What the task requires – Locate every line below that contains the word "icon" and copy it.

Records drawn from a dataset
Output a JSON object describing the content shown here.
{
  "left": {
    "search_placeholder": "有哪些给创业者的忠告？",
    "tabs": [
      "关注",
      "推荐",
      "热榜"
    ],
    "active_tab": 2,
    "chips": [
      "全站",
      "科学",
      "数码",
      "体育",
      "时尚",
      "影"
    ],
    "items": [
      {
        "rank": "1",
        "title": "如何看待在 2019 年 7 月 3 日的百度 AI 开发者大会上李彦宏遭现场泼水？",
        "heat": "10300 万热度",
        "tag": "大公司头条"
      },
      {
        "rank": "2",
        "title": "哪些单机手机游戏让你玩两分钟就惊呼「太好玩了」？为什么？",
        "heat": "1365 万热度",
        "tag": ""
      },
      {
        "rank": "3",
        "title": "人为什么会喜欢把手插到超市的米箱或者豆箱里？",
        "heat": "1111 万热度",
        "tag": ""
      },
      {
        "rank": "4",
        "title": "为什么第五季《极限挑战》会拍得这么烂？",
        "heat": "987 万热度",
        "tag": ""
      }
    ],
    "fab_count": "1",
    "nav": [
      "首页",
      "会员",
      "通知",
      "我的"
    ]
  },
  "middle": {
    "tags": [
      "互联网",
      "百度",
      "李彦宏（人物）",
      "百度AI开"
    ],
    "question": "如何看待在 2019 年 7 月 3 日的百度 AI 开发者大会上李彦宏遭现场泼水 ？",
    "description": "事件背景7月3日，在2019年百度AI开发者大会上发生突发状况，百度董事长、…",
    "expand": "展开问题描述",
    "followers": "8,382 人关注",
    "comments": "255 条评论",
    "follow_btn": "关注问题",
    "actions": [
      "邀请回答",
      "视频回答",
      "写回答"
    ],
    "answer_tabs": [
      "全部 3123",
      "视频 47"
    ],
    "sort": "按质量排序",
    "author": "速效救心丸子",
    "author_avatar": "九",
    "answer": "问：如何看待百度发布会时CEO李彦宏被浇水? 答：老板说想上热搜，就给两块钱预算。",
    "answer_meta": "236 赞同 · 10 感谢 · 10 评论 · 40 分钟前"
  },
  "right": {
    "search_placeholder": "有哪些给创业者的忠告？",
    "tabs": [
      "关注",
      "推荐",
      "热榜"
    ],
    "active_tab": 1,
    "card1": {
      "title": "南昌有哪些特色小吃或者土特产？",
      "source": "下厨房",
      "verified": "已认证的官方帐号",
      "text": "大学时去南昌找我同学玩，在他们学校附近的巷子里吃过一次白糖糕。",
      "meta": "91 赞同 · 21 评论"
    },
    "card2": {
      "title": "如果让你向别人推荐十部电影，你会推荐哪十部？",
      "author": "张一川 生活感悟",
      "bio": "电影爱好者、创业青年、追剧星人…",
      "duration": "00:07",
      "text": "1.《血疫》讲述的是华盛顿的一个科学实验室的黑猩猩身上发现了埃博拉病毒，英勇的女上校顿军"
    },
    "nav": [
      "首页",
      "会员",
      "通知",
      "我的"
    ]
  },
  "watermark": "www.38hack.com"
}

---

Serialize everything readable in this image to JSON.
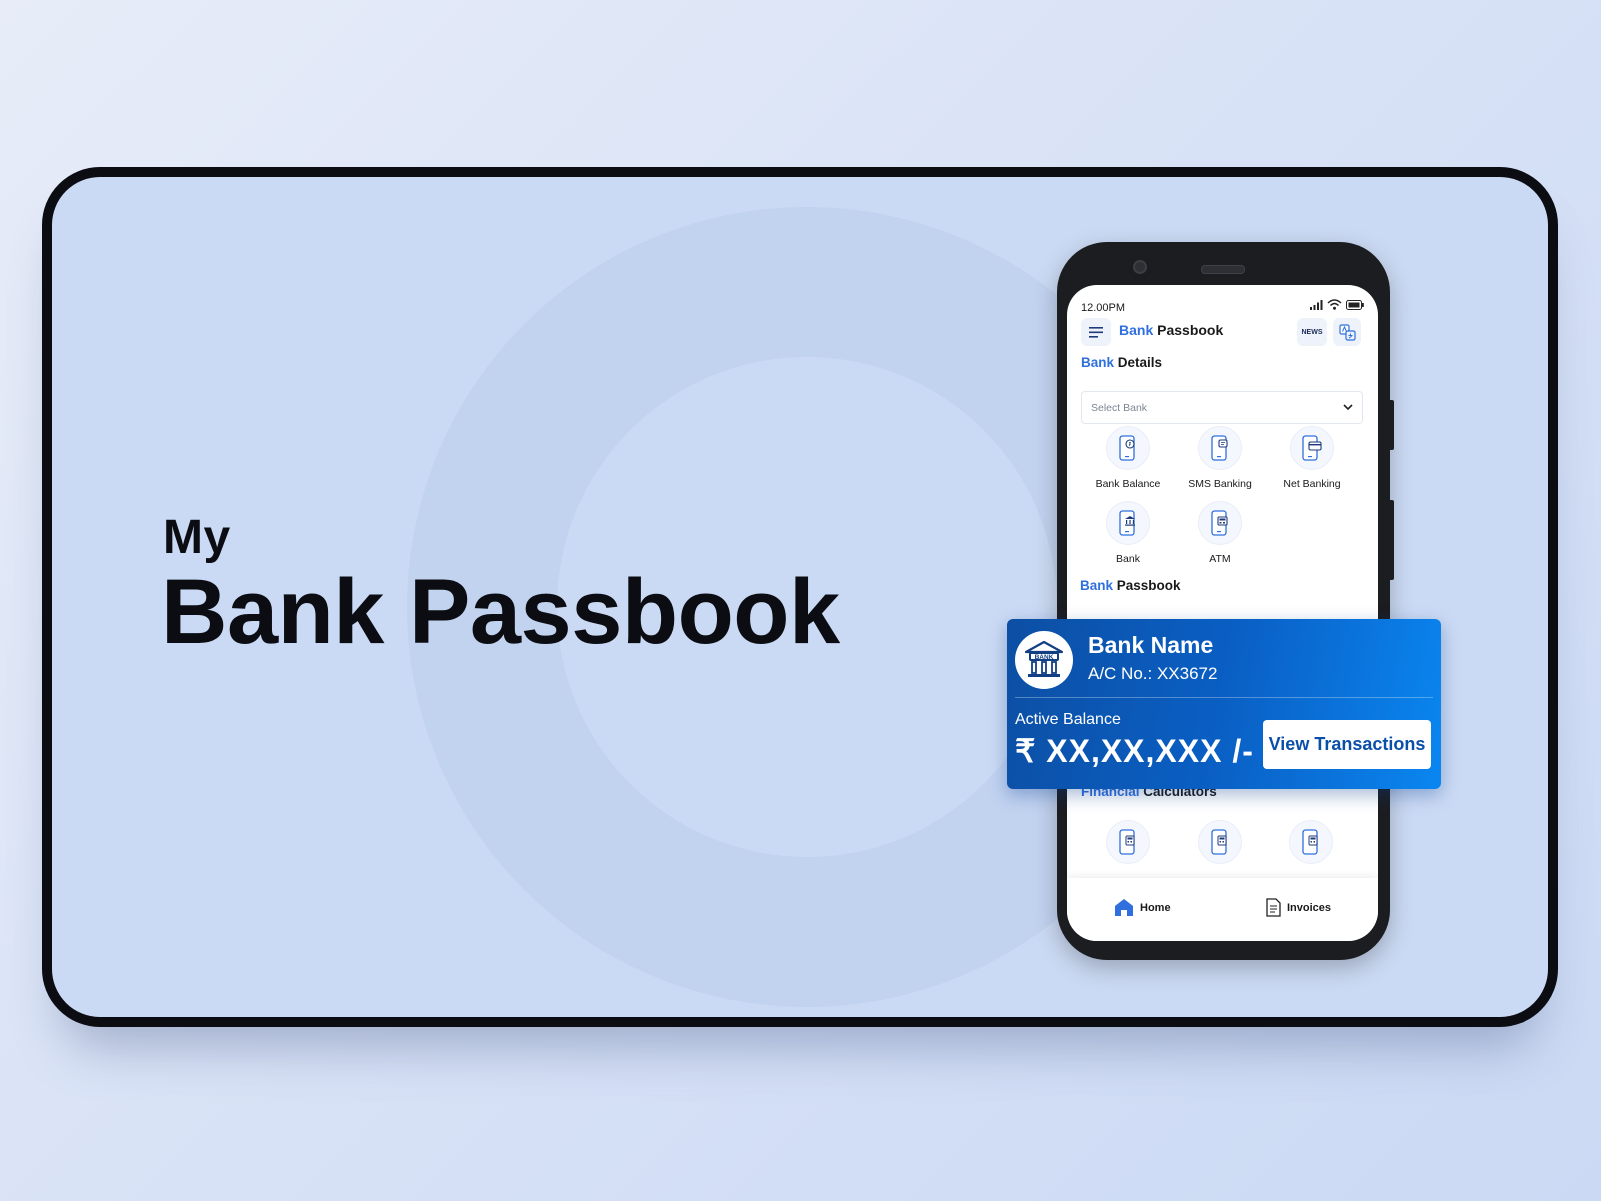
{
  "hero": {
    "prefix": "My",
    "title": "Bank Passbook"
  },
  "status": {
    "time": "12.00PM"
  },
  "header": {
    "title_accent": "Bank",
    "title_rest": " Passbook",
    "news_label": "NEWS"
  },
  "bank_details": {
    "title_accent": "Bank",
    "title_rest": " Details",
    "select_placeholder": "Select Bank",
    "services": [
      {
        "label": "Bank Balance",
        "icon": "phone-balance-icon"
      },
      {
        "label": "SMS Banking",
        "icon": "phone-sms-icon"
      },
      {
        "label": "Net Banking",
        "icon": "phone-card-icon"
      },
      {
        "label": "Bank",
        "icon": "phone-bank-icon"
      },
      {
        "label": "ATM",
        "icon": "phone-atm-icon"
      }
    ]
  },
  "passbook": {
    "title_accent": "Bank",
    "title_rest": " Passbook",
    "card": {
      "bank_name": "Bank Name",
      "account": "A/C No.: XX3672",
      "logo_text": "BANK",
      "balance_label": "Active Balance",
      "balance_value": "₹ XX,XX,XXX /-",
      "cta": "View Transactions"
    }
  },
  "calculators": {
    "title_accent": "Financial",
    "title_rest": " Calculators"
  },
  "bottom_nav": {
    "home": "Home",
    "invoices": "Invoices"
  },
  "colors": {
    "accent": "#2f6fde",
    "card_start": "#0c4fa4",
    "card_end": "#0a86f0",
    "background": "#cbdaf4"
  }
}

Answer for this exercise –
        "icon": "phone-balance-icon"
        "icon": "phone-sms-icon"
        "icon": "phone-card-icon"
        "icon": "phone-bank-icon"
        "icon": "phone-atm-icon"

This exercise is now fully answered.